### Entries shown ###
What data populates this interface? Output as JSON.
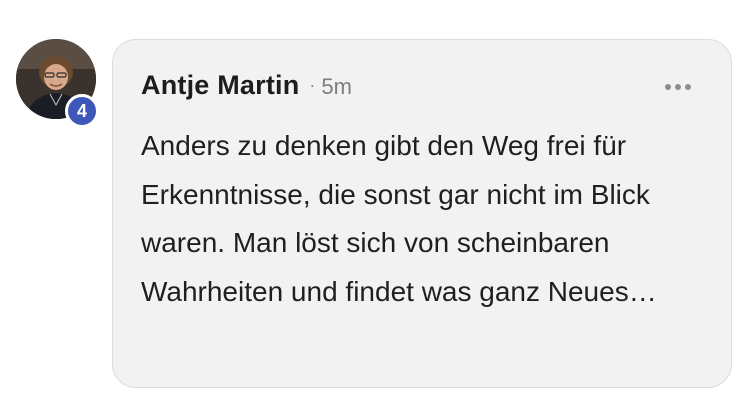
{
  "comment": {
    "avatar": {
      "icon": "profile-photo-icon",
      "badge_count": "4",
      "badge_color": "#3e57b8"
    },
    "author": "Antje Martin",
    "separator": "·",
    "timestamp": "5m",
    "more_icon": "ellipsis-icon",
    "text": "Anders zu denken gibt den Weg frei für Erkenntnisse, die sonst gar nicht im Blick waren. Man löst sich von scheinbaren Wahrheiten und findet was ganz Neues…"
  }
}
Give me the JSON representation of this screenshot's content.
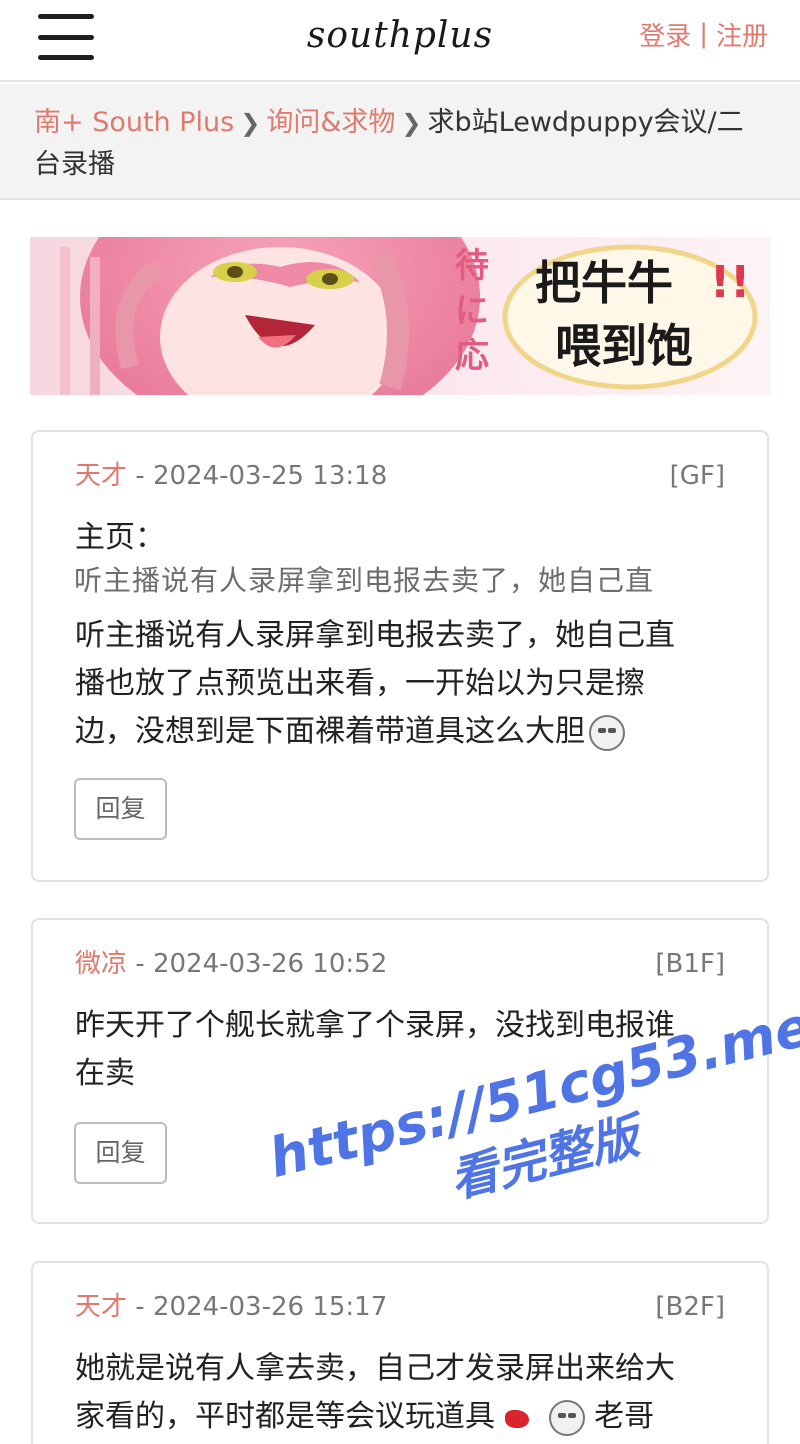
{
  "header": {
    "logo": "southplus",
    "login": "登录",
    "separator": "|",
    "register": "注册"
  },
  "breadcrumb": {
    "items": [
      "南+ South Plus",
      "询问&求物"
    ],
    "current": "求b站Lewdpuppy会议/二台录播"
  },
  "banner": {
    "caption": "把牛牛喂到饱",
    "side_text": "期待に応"
  },
  "overlay_text": "听主播说有人录屏拿到电报去卖了，她自己直",
  "posts": [
    {
      "author": "天才",
      "datetime": "2024-03-25 13:18",
      "floor": "[GF]",
      "lines": [
        "主页：",
        "听主播说有人录屏拿到电报去卖了，她自己直",
        "播也放了点预览出来看，一开始以为只是擦",
        "边，没想到是下面裸着带道具这么大胆"
      ],
      "reply_label": "回复"
    },
    {
      "author": "微凉",
      "datetime": "2024-03-26 10:52",
      "floor": "[B1F]",
      "lines": [
        "昨天开了个舰长就拿了个录屏，没找到电报谁",
        "在卖"
      ],
      "reply_label": "回复"
    },
    {
      "author": "天才",
      "datetime": "2024-03-26 15:17",
      "floor": "[B2F]",
      "lines": [
        "她就是说有人拿去卖，自己才发录屏出来给大",
        "家看的，平时都是等会议玩道具",
        "老哥"
      ]
    }
  ],
  "watermark": {
    "url": "https://51cg53.me",
    "cta": "看完整版"
  },
  "colors": {
    "accent": "#e07a6f",
    "watermark": "#4f74e6",
    "border": "#e3e3e3"
  }
}
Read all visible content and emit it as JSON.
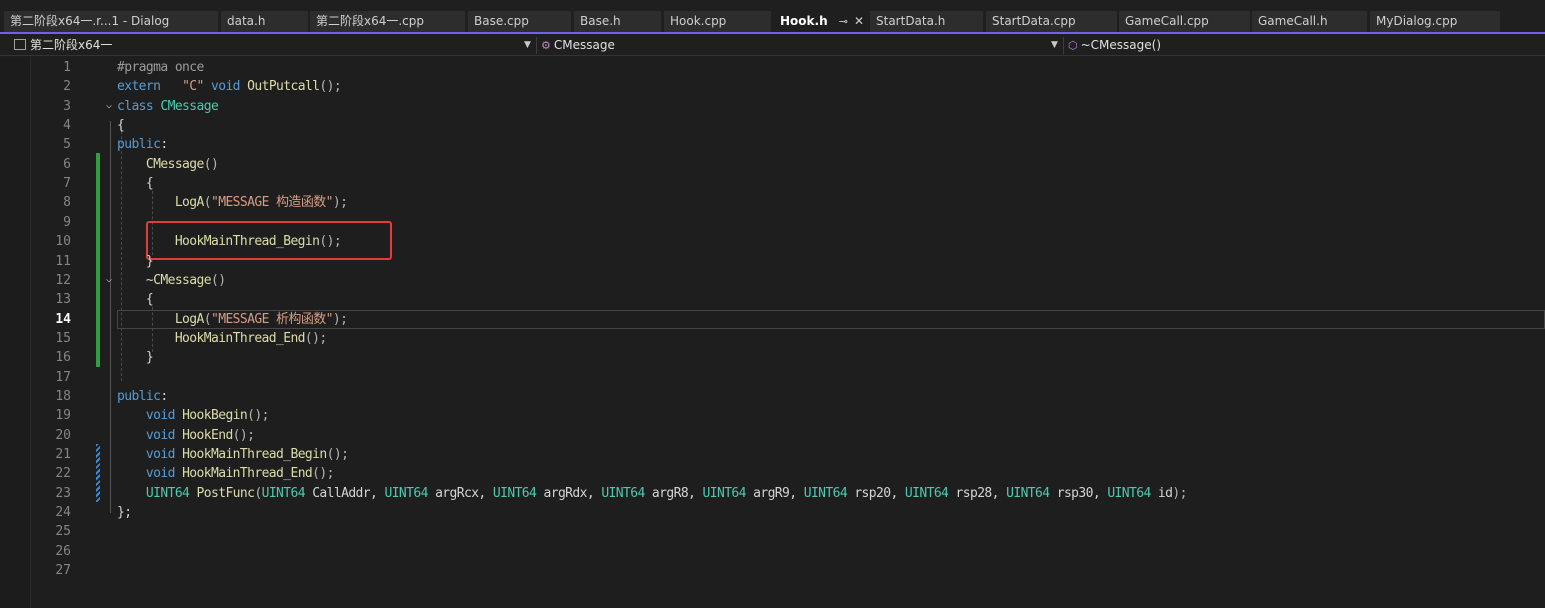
{
  "tabs": [
    {
      "label": "第二阶段x64一.r...1 - Dialog",
      "active": false
    },
    {
      "label": "data.h",
      "active": false
    },
    {
      "label": "第二阶段x64一.cpp",
      "active": false
    },
    {
      "label": "Base.cpp",
      "active": false
    },
    {
      "label": "Base.h",
      "active": false
    },
    {
      "label": "Hook.cpp",
      "active": false
    },
    {
      "label": "Hook.h",
      "active": true
    },
    {
      "label": "StartData.h",
      "active": false
    },
    {
      "label": "StartData.cpp",
      "active": false
    },
    {
      "label": "GameCall.cpp",
      "active": false
    },
    {
      "label": "GameCall.h",
      "active": false
    },
    {
      "label": "MyDialog.cpp",
      "active": false
    }
  ],
  "tab_icons": {
    "pin": "pin-icon",
    "close": "close-icon"
  },
  "nav": {
    "project": "第二阶段x64一",
    "scope": "CMessage",
    "member": "~CMessage()"
  },
  "editor": {
    "current_line": 14,
    "lines": [
      {
        "n": 1,
        "tokens": [
          [
            "pp",
            "#pragma once"
          ]
        ]
      },
      {
        "n": 2,
        "tokens": [
          [
            "kw",
            "extern"
          ],
          [
            "pl",
            "   "
          ],
          [
            "str",
            "\"C\""
          ],
          [
            "pl",
            " "
          ],
          [
            "kw",
            "void"
          ],
          [
            "pl",
            " "
          ],
          [
            "fn",
            "OutPutcall"
          ],
          [
            "par",
            "();"
          ]
        ]
      },
      {
        "n": 3,
        "tokens": [
          [
            "kw",
            "class"
          ],
          [
            "pl",
            " "
          ],
          [
            "ty",
            "CMessage"
          ]
        ]
      },
      {
        "n": 4,
        "tokens": [
          [
            "pl",
            "{"
          ]
        ]
      },
      {
        "n": 5,
        "tokens": [
          [
            "kw",
            "public"
          ],
          [
            "pl",
            ":"
          ]
        ]
      },
      {
        "n": 6,
        "tokens": [
          [
            "pl",
            "    "
          ],
          [
            "fn",
            "CMessage"
          ],
          [
            "par",
            "()"
          ]
        ]
      },
      {
        "n": 7,
        "tokens": [
          [
            "pl",
            "    {"
          ]
        ]
      },
      {
        "n": 8,
        "tokens": [
          [
            "pl",
            "        "
          ],
          [
            "fn",
            "LogA"
          ],
          [
            "par",
            "("
          ],
          [
            "str",
            "\"MESSAGE 构造函数\""
          ],
          [
            "par",
            ");"
          ]
        ]
      },
      {
        "n": 9,
        "tokens": []
      },
      {
        "n": 10,
        "tokens": [
          [
            "pl",
            "        "
          ],
          [
            "fn",
            "HookMainThread_Begin"
          ],
          [
            "par",
            "();"
          ]
        ]
      },
      {
        "n": 11,
        "tokens": [
          [
            "pl",
            "    }"
          ]
        ]
      },
      {
        "n": 12,
        "tokens": [
          [
            "pl",
            "    ~"
          ],
          [
            "fn",
            "CMessage"
          ],
          [
            "par",
            "()"
          ]
        ]
      },
      {
        "n": 13,
        "tokens": [
          [
            "pl",
            "    {"
          ]
        ]
      },
      {
        "n": 14,
        "tokens": [
          [
            "pl",
            "        "
          ],
          [
            "fn",
            "LogA"
          ],
          [
            "par",
            "("
          ],
          [
            "str",
            "\"MESSAGE 析构函数\""
          ],
          [
            "par",
            ");"
          ]
        ]
      },
      {
        "n": 15,
        "tokens": [
          [
            "pl",
            "        "
          ],
          [
            "fn",
            "HookMainThread_End"
          ],
          [
            "par",
            "();"
          ]
        ]
      },
      {
        "n": 16,
        "tokens": [
          [
            "pl",
            "    }"
          ]
        ]
      },
      {
        "n": 17,
        "tokens": []
      },
      {
        "n": 18,
        "tokens": [
          [
            "kw",
            "public"
          ],
          [
            "pl",
            ":"
          ]
        ]
      },
      {
        "n": 19,
        "tokens": [
          [
            "pl",
            "    "
          ],
          [
            "kw",
            "void"
          ],
          [
            "pl",
            " "
          ],
          [
            "fn",
            "HookBegin"
          ],
          [
            "par",
            "();"
          ]
        ]
      },
      {
        "n": 20,
        "tokens": [
          [
            "pl",
            "    "
          ],
          [
            "kw",
            "void"
          ],
          [
            "pl",
            " "
          ],
          [
            "fn",
            "HookEnd"
          ],
          [
            "par",
            "();"
          ]
        ]
      },
      {
        "n": 21,
        "tokens": [
          [
            "pl",
            "    "
          ],
          [
            "kw",
            "void"
          ],
          [
            "pl",
            " "
          ],
          [
            "fn",
            "HookMainThread_Begin"
          ],
          [
            "par",
            "();"
          ]
        ]
      },
      {
        "n": 22,
        "tokens": [
          [
            "pl",
            "    "
          ],
          [
            "kw",
            "void"
          ],
          [
            "pl",
            " "
          ],
          [
            "fn",
            "HookMainThread_End"
          ],
          [
            "par",
            "();"
          ]
        ]
      },
      {
        "n": 23,
        "tokens": [
          [
            "pl",
            "    "
          ],
          [
            "ty",
            "UINT64"
          ],
          [
            "pl",
            " "
          ],
          [
            "fn",
            "PostFunc"
          ],
          [
            "par",
            "("
          ],
          [
            "ty",
            "UINT64"
          ],
          [
            "pl",
            " CallAddr, "
          ],
          [
            "ty",
            "UINT64"
          ],
          [
            "pl",
            " argRcx, "
          ],
          [
            "ty",
            "UINT64"
          ],
          [
            "pl",
            " argRdx, "
          ],
          [
            "ty",
            "UINT64"
          ],
          [
            "pl",
            " argR8, "
          ],
          [
            "ty",
            "UINT64"
          ],
          [
            "pl",
            " argR9, "
          ],
          [
            "ty",
            "UINT64"
          ],
          [
            "pl",
            " rsp20, "
          ],
          [
            "ty",
            "UINT64"
          ],
          [
            "pl",
            " rsp28, "
          ],
          [
            "ty",
            "UINT64"
          ],
          [
            "pl",
            " rsp30, "
          ],
          [
            "ty",
            "UINT64"
          ],
          [
            "pl",
            " id"
          ],
          [
            "par",
            ");"
          ]
        ]
      },
      {
        "n": 24,
        "tokens": [
          [
            "pl",
            "};"
          ]
        ]
      },
      {
        "n": 25,
        "tokens": []
      },
      {
        "n": 26,
        "tokens": []
      },
      {
        "n": 27,
        "tokens": []
      }
    ]
  },
  "fold_icons": {
    "icon": "chevron-down-icon"
  },
  "colors": {
    "accent": "#7160e8",
    "keyword": "#569cd6",
    "string": "#d69d85",
    "function": "#dcdcaa",
    "type": "#4ec9b0",
    "change_saved": "#2ea043",
    "change_unsaved": "#3c8bdc",
    "annotation_box": "#e23b3b"
  }
}
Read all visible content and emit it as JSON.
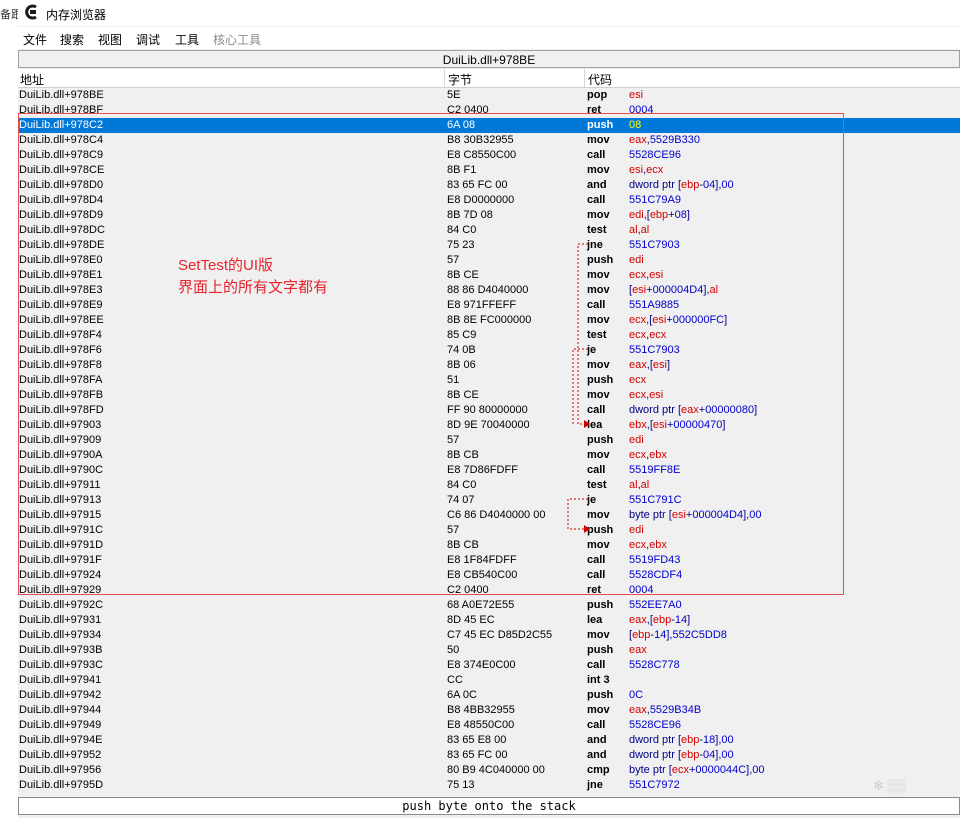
{
  "window": {
    "title": "内存浏览器",
    "left_edge_text": "备跟"
  },
  "menu": [
    "文件",
    "搜索",
    "视图",
    "调试",
    "工具",
    "核心工具"
  ],
  "address_bar": "DuiLib.dll+978BE",
  "columns": {
    "addr": "地址",
    "bytes": "字节",
    "code": "代码"
  },
  "rows": [
    {
      "addr": "DuiLib.dll+978BE",
      "bytes": "5E",
      "op": "pop",
      "args": "esi"
    },
    {
      "addr": "DuiLib.dll+978BF",
      "bytes": "C2 0400",
      "op": "ret",
      "args": "0004"
    },
    {
      "addr": "DuiLib.dll+978C2",
      "bytes": "6A 08",
      "op": "push",
      "args": "08",
      "selected": true
    },
    {
      "addr": "DuiLib.dll+978C4",
      "bytes": "B8 30B32955",
      "op": "mov",
      "args": "eax,5529B330"
    },
    {
      "addr": "DuiLib.dll+978C9",
      "bytes": "E8 C8550C00",
      "op": "call",
      "args": "5528CE96"
    },
    {
      "addr": "DuiLib.dll+978CE",
      "bytes": "8B F1",
      "op": "mov",
      "args": "esi,ecx"
    },
    {
      "addr": "DuiLib.dll+978D0",
      "bytes": "83 65 FC 00",
      "op": "and",
      "args": "dword ptr [ebp-04],00"
    },
    {
      "addr": "DuiLib.dll+978D4",
      "bytes": "E8 D0000000",
      "op": "call",
      "args": "551C79A9"
    },
    {
      "addr": "DuiLib.dll+978D9",
      "bytes": "8B 7D 08",
      "op": "mov",
      "args": "edi,[ebp+08]"
    },
    {
      "addr": "DuiLib.dll+978DC",
      "bytes": "84 C0",
      "op": "test",
      "args": "al,al"
    },
    {
      "addr": "DuiLib.dll+978DE",
      "bytes": "75 23",
      "op": "jne",
      "args": "551C7903"
    },
    {
      "addr": "DuiLib.dll+978E0",
      "bytes": "57",
      "op": "push",
      "args": "edi"
    },
    {
      "addr": "DuiLib.dll+978E1",
      "bytes": "8B CE",
      "op": "mov",
      "args": "ecx,esi"
    },
    {
      "addr": "DuiLib.dll+978E3",
      "bytes": "88 86 D4040000",
      "op": "mov",
      "args": "[esi+000004D4],al"
    },
    {
      "addr": "DuiLib.dll+978E9",
      "bytes": "E8 971FFEFF",
      "op": "call",
      "args": "551A9885"
    },
    {
      "addr": "DuiLib.dll+978EE",
      "bytes": "8B 8E FC000000",
      "op": "mov",
      "args": "ecx,[esi+000000FC]"
    },
    {
      "addr": "DuiLib.dll+978F4",
      "bytes": "85 C9",
      "op": "test",
      "args": "ecx,ecx"
    },
    {
      "addr": "DuiLib.dll+978F6",
      "bytes": "74 0B",
      "op": "je",
      "args": "551C7903"
    },
    {
      "addr": "DuiLib.dll+978F8",
      "bytes": "8B 06",
      "op": "mov",
      "args": "eax,[esi]"
    },
    {
      "addr": "DuiLib.dll+978FA",
      "bytes": "51",
      "op": "push",
      "args": "ecx"
    },
    {
      "addr": "DuiLib.dll+978FB",
      "bytes": "8B CE",
      "op": "mov",
      "args": "ecx,esi"
    },
    {
      "addr": "DuiLib.dll+978FD",
      "bytes": "FF 90 80000000",
      "op": "call",
      "args": "dword ptr [eax+00000080]"
    },
    {
      "addr": "DuiLib.dll+97903",
      "bytes": "8D 9E 70040000",
      "op": "lea",
      "args": "ebx,[esi+00000470]"
    },
    {
      "addr": "DuiLib.dll+97909",
      "bytes": "57",
      "op": "push",
      "args": "edi"
    },
    {
      "addr": "DuiLib.dll+9790A",
      "bytes": "8B CB",
      "op": "mov",
      "args": "ecx,ebx"
    },
    {
      "addr": "DuiLib.dll+9790C",
      "bytes": "E8 7D86FDFF",
      "op": "call",
      "args": "5519FF8E"
    },
    {
      "addr": "DuiLib.dll+97911",
      "bytes": "84 C0",
      "op": "test",
      "args": "al,al"
    },
    {
      "addr": "DuiLib.dll+97913",
      "bytes": "74 07",
      "op": "je",
      "args": "551C791C"
    },
    {
      "addr": "DuiLib.dll+97915",
      "bytes": "C6 86 D4040000 00",
      "op": "mov",
      "args": "byte ptr [esi+000004D4],00"
    },
    {
      "addr": "DuiLib.dll+9791C",
      "bytes": "57",
      "op": "push",
      "args": "edi"
    },
    {
      "addr": "DuiLib.dll+9791D",
      "bytes": "8B CB",
      "op": "mov",
      "args": "ecx,ebx"
    },
    {
      "addr": "DuiLib.dll+9791F",
      "bytes": "E8 1F84FDFF",
      "op": "call",
      "args": "5519FD43"
    },
    {
      "addr": "DuiLib.dll+97924",
      "bytes": "E8 CB540C00",
      "op": "call",
      "args": "5528CDF4"
    },
    {
      "addr": "DuiLib.dll+97929",
      "bytes": "C2 0400",
      "op": "ret",
      "args": "0004"
    },
    {
      "addr": "DuiLib.dll+9792C",
      "bytes": "68 A0E72E55",
      "op": "push",
      "args": "552EE7A0"
    },
    {
      "addr": "DuiLib.dll+97931",
      "bytes": "8D 45 EC",
      "op": "lea",
      "args": "eax,[ebp-14]"
    },
    {
      "addr": "DuiLib.dll+97934",
      "bytes": "C7 45 EC D85D2C55",
      "op": "mov",
      "args": "[ebp-14],552C5DD8"
    },
    {
      "addr": "DuiLib.dll+9793B",
      "bytes": "50",
      "op": "push",
      "args": "eax"
    },
    {
      "addr": "DuiLib.dll+9793C",
      "bytes": "E8 374E0C00",
      "op": "call",
      "args": "5528C778"
    },
    {
      "addr": "DuiLib.dll+97941",
      "bytes": "CC",
      "op": "int 3",
      "args": ""
    },
    {
      "addr": "DuiLib.dll+97942",
      "bytes": "6A 0C",
      "op": "push",
      "args": "0C"
    },
    {
      "addr": "DuiLib.dll+97944",
      "bytes": "B8 4BB32955",
      "op": "mov",
      "args": "eax,5529B34B"
    },
    {
      "addr": "DuiLib.dll+97949",
      "bytes": "E8 48550C00",
      "op": "call",
      "args": "5528CE96"
    },
    {
      "addr": "DuiLib.dll+9794E",
      "bytes": "83 65 E8 00",
      "op": "and",
      "args": "dword ptr [ebp-18],00"
    },
    {
      "addr": "DuiLib.dll+97952",
      "bytes": "83 65 FC 00",
      "op": "and",
      "args": "dword ptr [ebp-04],00"
    },
    {
      "addr": "DuiLib.dll+97956",
      "bytes": "80 B9 4C040000 00",
      "op": "cmp",
      "args": "byte ptr [ecx+0000044C],00"
    },
    {
      "addr": "DuiLib.dll+9795D",
      "bytes": "75 13",
      "op": "jne",
      "args": "551C7972"
    }
  ],
  "annotation": [
    "SetTest的UI版",
    "界面上的所有文字都有"
  ],
  "status": "push byte onto the stack",
  "colors": {
    "selected": "#0078d7",
    "register": "#d40000",
    "number": "#0000cc",
    "annotation": "#e8232d"
  }
}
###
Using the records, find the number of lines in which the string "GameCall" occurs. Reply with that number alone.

2